      For non-authors, this might seem like we're being greedy, but remember this: many books require considerable up-front costs to produce the subject matter. My books are automotive how-to books, for which I need to purchase parts (and even entire cars), take trips, contract some services, high-quality photography equipment, etc. If I can't recoup those costs, I can't produce a book. At that point, it adversely affects consumers, because fewer books will be produced.

      I'm very curious how this will impact the industry -- and particularly authors -- because low, low prices may well have very real and very damaging hidden costs.
    • There needs to be revenue sharing

      And it needs to be fair.
      Michael Kelly
      • Everyone is guessing

        Everyone seems to be guessing. Does anyone know how the licensing will work in this situation? I would think the most similar structure would be radio and TV where the material is licensed per play or a fixed rate based on audience size. I think that would fit quite well as you know at any given time how many people have a book checked out. Use a users/hour unit. The transition from a traditional per-copy publishing model may be a rough period.
        Buster Friendly
  • $10 a month to RENT ebooks?

    You have to be kidding! There is NO way in hell I would ever subscribe to this service. Unlike Netflix movies which can be watched in a 2-hour period and then returned - stream as much as you want 24/7 for the same amount - I don't know a lot of people who can finish a book in 2 hours. So in most cases, just buying the book would be a better option - at least then you have the book in your own library. I don't think this one is going to fly. BTW - I did try their Prime program for one year and then cancelled. The books they offered were mostly the $2 unknown stuff that you can usually get for free - the format for their video service was convoluted and limited at best - and the free shipping is something I almost always get anyway. Did not find any real value in the program. Amazon is really stretching trying to grab even more $$ than they already get, but this one is going to fail!
  • I doubt 600,000 comes anywhere near Kindle's catalog

    of ebooks. The devil will be in the details of what is being made available for rental under the subscription. My guess has been (this initiative is no surprise) that Amazon will cut a deal similar to the deal for release of feature films: a window of delay to allow the content providers to reap the rewards of "best seller" hits before they are made available in this way. The vast majority of paper books were pulp or remainder bin fodder after a few months, the vast majority of ebooks are worth less than that. This provides a way for publishers and writers to make a some bucks from titles that readers would never in a million years buy on a single unit basis.
    • Of course their for-purchased catalog is bigger than 600K!

      The question isn't whether this compares to their for-purchased catalog. The question is how it compares to competing services like Scribd and others.

      Plus I think there's some excitement over the prospect that Amazon will be able to leverage its massive scale to get content into the subscription service.

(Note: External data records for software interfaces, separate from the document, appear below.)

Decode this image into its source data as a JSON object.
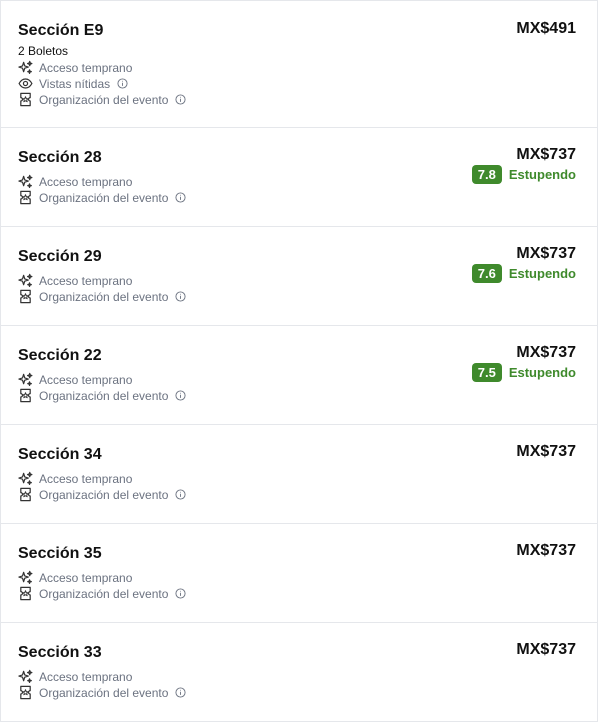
{
  "sections": [
    {
      "title": "Sección E9",
      "subtitle": "2 Boletos",
      "price": "MX$491",
      "features": [
        {
          "icon": "sparkle-icon",
          "label": "Acceso temprano",
          "info": false
        },
        {
          "icon": "eye-icon",
          "label": "Vistas nítidas",
          "info": true
        },
        {
          "icon": "ticket-icon",
          "label": "Organización del evento",
          "info": true
        }
      ]
    },
    {
      "title": "Sección 28",
      "price": "MX$737",
      "rating": {
        "score": "7.8",
        "label": "Estupendo"
      },
      "features": [
        {
          "icon": "sparkle-icon",
          "label": "Acceso temprano",
          "info": false
        },
        {
          "icon": "ticket-icon",
          "label": "Organización del evento",
          "info": true
        }
      ]
    },
    {
      "title": "Sección 29",
      "price": "MX$737",
      "rating": {
        "score": "7.6",
        "label": "Estupendo"
      },
      "features": [
        {
          "icon": "sparkle-icon",
          "label": "Acceso temprano",
          "info": false
        },
        {
          "icon": "ticket-icon",
          "label": "Organización del evento",
          "info": true
        }
      ]
    },
    {
      "title": "Sección 22",
      "price": "MX$737",
      "rating": {
        "score": "7.5",
        "label": "Estupendo"
      },
      "features": [
        {
          "icon": "sparkle-icon",
          "label": "Acceso temprano",
          "info": false
        },
        {
          "icon": "ticket-icon",
          "label": "Organización del evento",
          "info": true
        }
      ]
    },
    {
      "title": "Sección 34",
      "price": "MX$737",
      "features": [
        {
          "icon": "sparkle-icon",
          "label": "Acceso temprano",
          "info": false
        },
        {
          "icon": "ticket-icon",
          "label": "Organización del evento",
          "info": true
        }
      ]
    },
    {
      "title": "Sección 35",
      "price": "MX$737",
      "features": [
        {
          "icon": "sparkle-icon",
          "label": "Acceso temprano",
          "info": false
        },
        {
          "icon": "ticket-icon",
          "label": "Organización del evento",
          "info": true
        }
      ]
    },
    {
      "title": "Sección 33",
      "price": "MX$737",
      "features": [
        {
          "icon": "sparkle-icon",
          "label": "Acceso temprano",
          "info": false
        },
        {
          "icon": "ticket-icon",
          "label": "Organización del evento",
          "info": true
        }
      ]
    }
  ],
  "colors": {
    "rating_green": "#3f8a2c",
    "muted_text": "#6b7280",
    "divider": "#e5e7eb"
  }
}
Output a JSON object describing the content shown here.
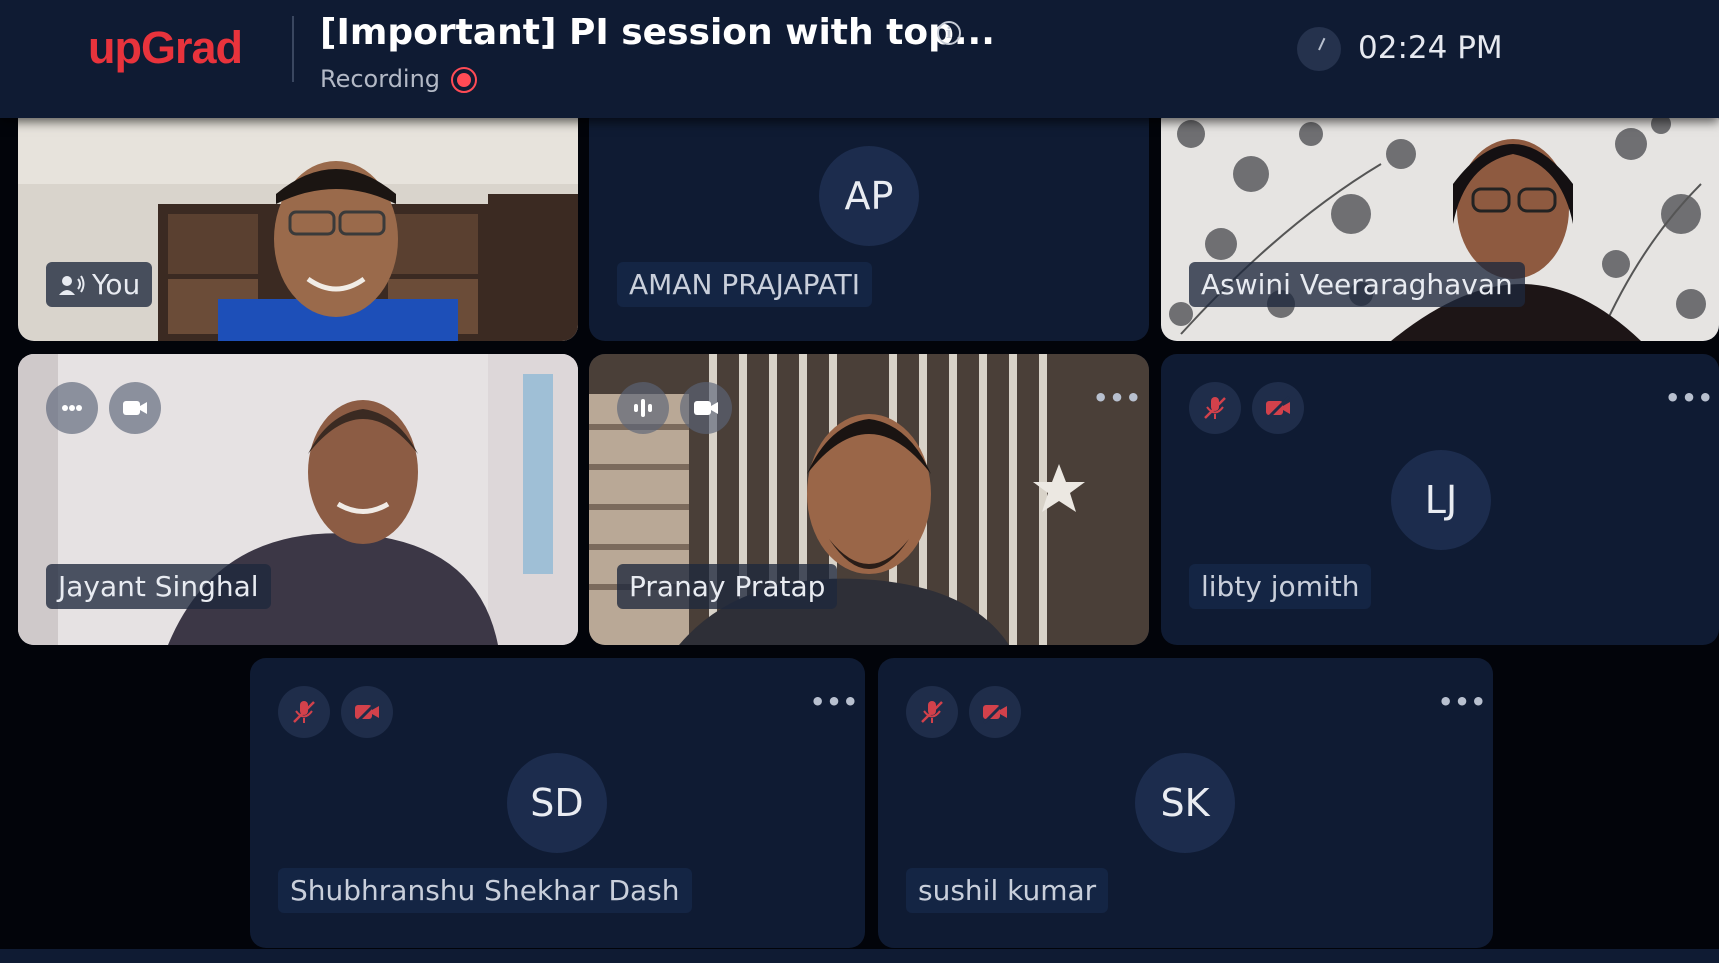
{
  "header": {
    "logo": "upGrad",
    "title": "[Important] PI session with top...",
    "recording_label": "Recording",
    "time": "02:24 PM",
    "info_icon": "info-icon",
    "clock_icon": "clock-icon"
  },
  "participants": [
    {
      "name": "You",
      "type": "video",
      "speaking": true
    },
    {
      "name": "AMAN PRAJAPATI",
      "initials": "AP",
      "type": "avatar"
    },
    {
      "name": "Aswini Veeraraghavan",
      "type": "video"
    },
    {
      "name": "Jayant Singhal",
      "type": "video"
    },
    {
      "name": "Pranay Pratap",
      "type": "video"
    },
    {
      "name": "libty jomith",
      "initials": "LJ",
      "type": "avatar",
      "mic": "muted",
      "camera": "off"
    },
    {
      "name": "Shubhranshu Shekhar Dash",
      "initials": "SD",
      "type": "avatar",
      "mic": "muted",
      "camera": "off"
    },
    {
      "name": "sushil kumar",
      "initials": "SK",
      "type": "avatar",
      "mic": "muted",
      "camera": "off"
    }
  ],
  "colors": {
    "brand": "#e8333c",
    "header_bg": "#0f1b33",
    "page_bg": "#02040a",
    "tile_bg": "#0f1b33",
    "muted_icon": "#d2414b",
    "recording": "#ff4b55"
  },
  "more_options_glyph": "•••"
}
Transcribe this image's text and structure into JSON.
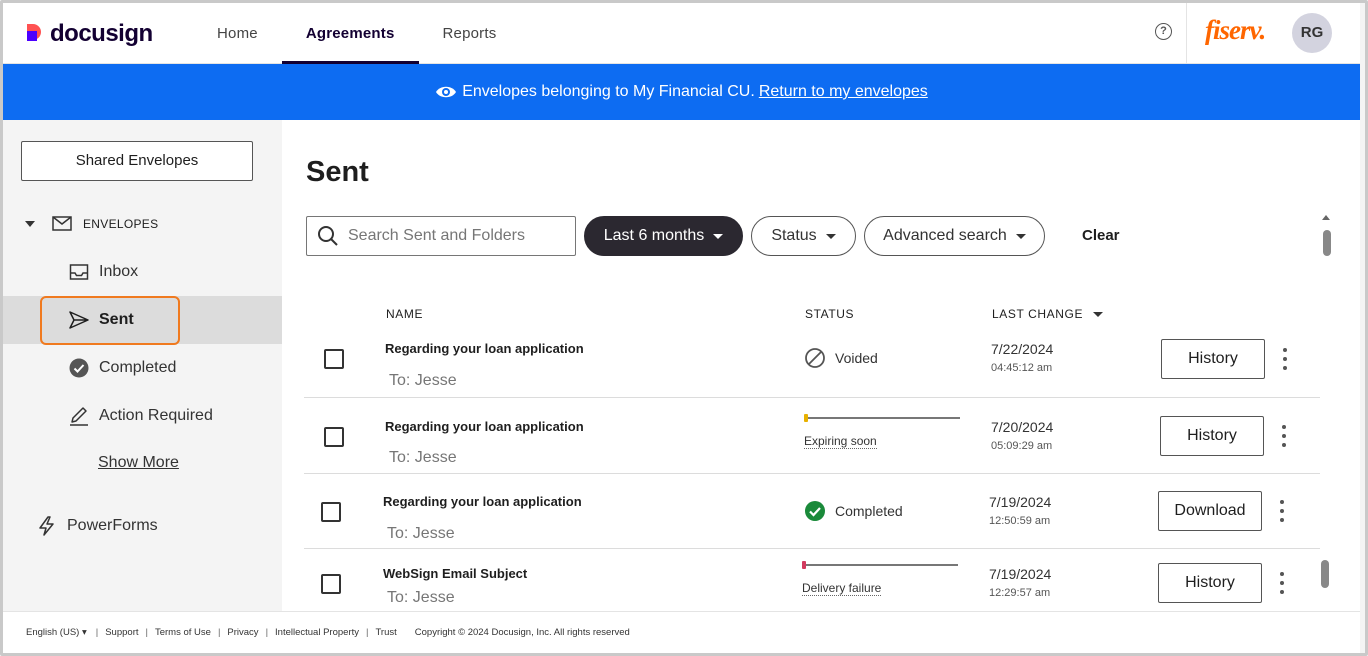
{
  "header": {
    "logo": "docusign",
    "nav": [
      "Home",
      "Agreements",
      "Reports"
    ],
    "active_nav": "Agreements",
    "brand": "fiserv.",
    "avatar": "RG",
    "help": "?"
  },
  "banner": {
    "text": "Envelopes belonging to My Financial CU.",
    "link": "Return to my envelopes"
  },
  "sidebar": {
    "shared_button": "Shared Envelopes",
    "section": "ENVELOPES",
    "items": [
      {
        "label": "Inbox",
        "icon": "inbox-icon"
      },
      {
        "label": "Sent",
        "icon": "send-icon"
      },
      {
        "label": "Completed",
        "icon": "check-circle-icon"
      },
      {
        "label": "Action Required",
        "icon": "pen-icon"
      }
    ],
    "show_more": "Show More",
    "powerforms": "PowerForms"
  },
  "main": {
    "title": "Sent",
    "search_placeholder": "Search Sent and Folders",
    "filters": {
      "date": "Last 6 months",
      "status": "Status",
      "advanced": "Advanced search",
      "clear": "Clear"
    },
    "columns": {
      "name": "NAME",
      "status": "STATUS",
      "last_change": "LAST CHANGE"
    },
    "rows": [
      {
        "subject": "Regarding your loan application",
        "to": "To: Jesse",
        "status": "Voided",
        "date": "7/22/2024",
        "time": "04:45:12 am",
        "action": "History"
      },
      {
        "subject": "Regarding your loan application",
        "to": "To: Jesse",
        "status": "Expiring soon",
        "date": "7/20/2024",
        "time": "05:09:29 am",
        "action": "History"
      },
      {
        "subject": "Regarding your loan application",
        "to": "To: Jesse",
        "status": "Completed",
        "date": "7/19/2024",
        "time": "12:50:59 am",
        "action": "Download"
      },
      {
        "subject": "WebSign Email Subject",
        "to": "To: Jesse",
        "status": "Delivery failure",
        "date": "7/19/2024",
        "time": "12:29:57 am",
        "action": "History"
      }
    ]
  },
  "footer": {
    "language": "English (US)",
    "links": [
      "Support",
      "Terms of Use",
      "Privacy",
      "Intellectual Property",
      "Trust"
    ],
    "copyright": "Copyright © 2024 Docusign, Inc. All rights reserved"
  },
  "colors": {
    "banner": "#0d6cf2",
    "highlight": "#f07a1f",
    "brand": "#ff6600",
    "completed": "#1a8a3a",
    "expiring": "#e8b100",
    "failure": "#d23a5e"
  }
}
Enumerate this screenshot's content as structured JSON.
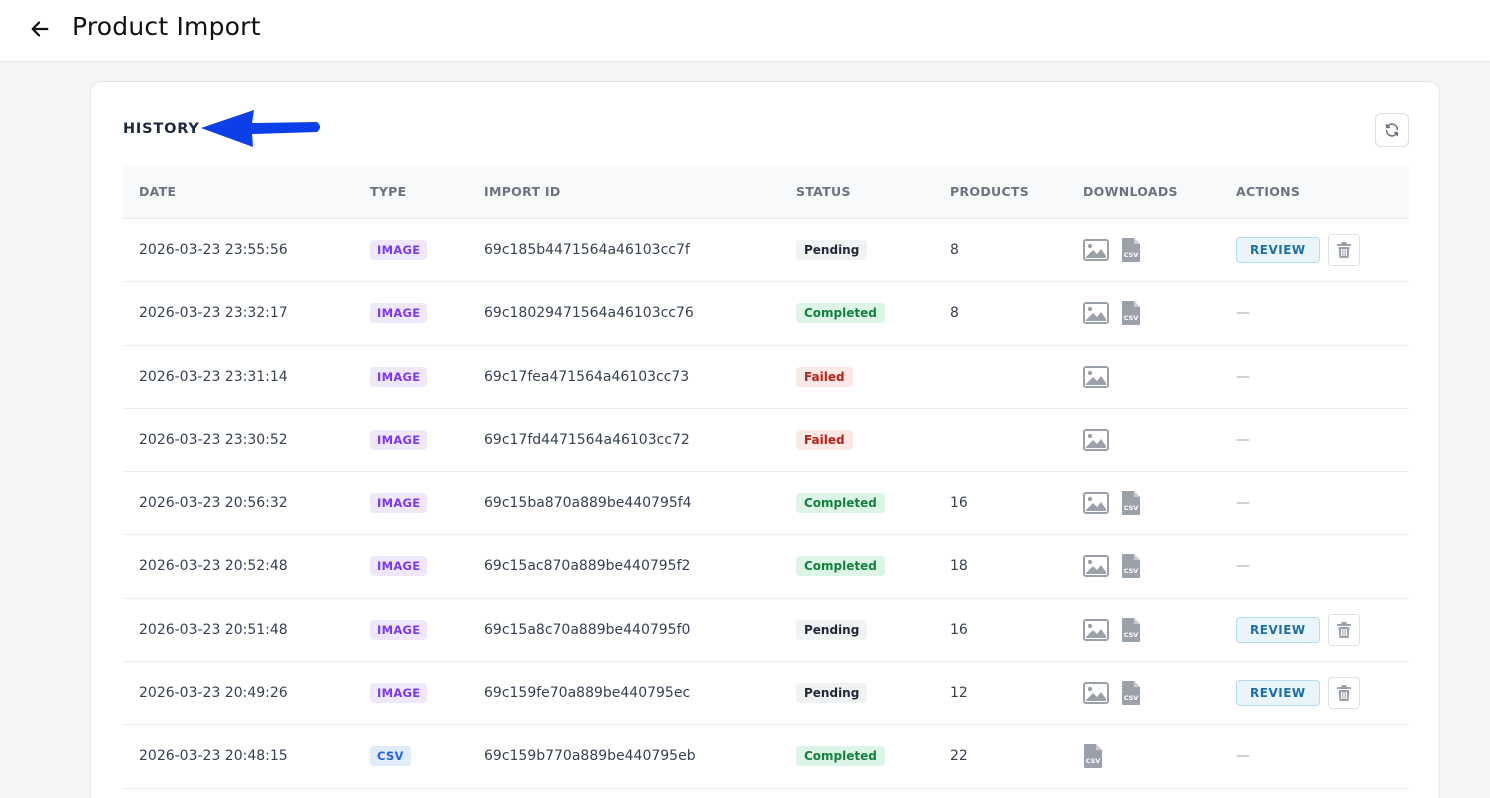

Netflix and Spotify are great all-you-can-eat rental services, but their smaller size makes it harder for them to secure content than say, Apple might.
    • It sounds like it's a little less than half, if Amazon is to be believed.

      Amazon claims to have over a million books, and claims that it has about 600,000 books in the Kindle Unlimited program.
  • OverPriced!!

    Here's a crazy thought; I think I will go to my local library and check out 6 or 7 books, a couple of movies on bluray and maybe a jazz recording on an old cd. Wonder what that will cost me .....Surprise, it is free!!!! All over the country..... Free.
  • More

    Oops, forgot to mention that my small town library also has audio books and books online for free if you insist on using that technology!!